Since the mass adoption of formal education in schools across society, understanding around items such as class size, curriculum development, and teaching tools have advanced significantly, but the format in which content is delivered to students has barely evolved for thousands of years. The lecture-based approach to education has spread across civilizations, continents, and cultures. Let’s take a trip back in time and I’ll show you how we arrived where we are now.
Forty thousand years ago, carvings of rock walls were used as a vehicle for teaching, however it is not until 3100BC that with the rise of trade, government, and religion came the invention of writing, which brought both schooling and education as we know them today to the Egyptian and Babylonian civilizations. A few hundred years later, Plato founded The Academy in Athens, where the Socratic method dominated teaching. This method involved argumentative dialogue between individuals and was led by a teacher who was trusted with the responsibilities of guiding the conversation and instructing students about new concepts.
Fast forward into the Middle ages: monasteries of the Roman Catholic Church were the centers of education and professors were master lecturers. This eduction style permeated through subsequent ages and was slowly combined with different mechanisms and tools; in colonial times, students had to recite what the teacher preached aided by a Horn-Book (a wooden flat board with parchment on top that laid out a lesson). A few hundred years later, the Magic Lantern, one of the first projectors, was created and then two decades later, our beloved chalkboard!
Now let’s stop and think, what do all these lecture methods have in common? They’re boring! Have you ever been on the verge of falling asleep during a class? That’s because most lessons you’ve taken have probably been lecture-based where you’ve sat and listened passively to a teacher “preaching.” You’ve probably interacted through some sort of Socratic discussion, performed some rote-memorization, or have energetically taken notes of what a professor is writing. However, there seems to be a persistent problem, one that technology hasn’t managed to solve in centuries: lectures still predominate the way we learn.

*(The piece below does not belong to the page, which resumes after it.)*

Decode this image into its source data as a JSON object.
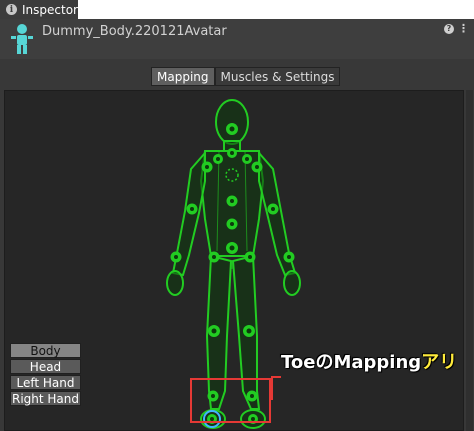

One aspect of education that technology has revolutionized is the expansion of education beyond the elite few and to the masses. With commercial radio broadcasting in the 1920s also came on-air radio education, then television for education in the 1950s and videotapes in the 1970s. Finally, with the advent of the Internet, online education took off and by 2008, web technology was being used to create the first Massive Open Online Courses (MOOCs), which taught learners through videos.
So if you think about it, the format of learning has not really changed, students still sit and watch or listen to a lecture, and still fall asleep, not actually learning as much as they possibly could. And let’s not even mention the lack of individualized attention that a pupil might need to actually improve through instant feedback. What if we combine both technology that allows for open access of quality education and change passive learning into active learning that is self-paced, adaptive, and provides instant feedback? That would be the real revolution! And that’s what we are doing here at Smartly.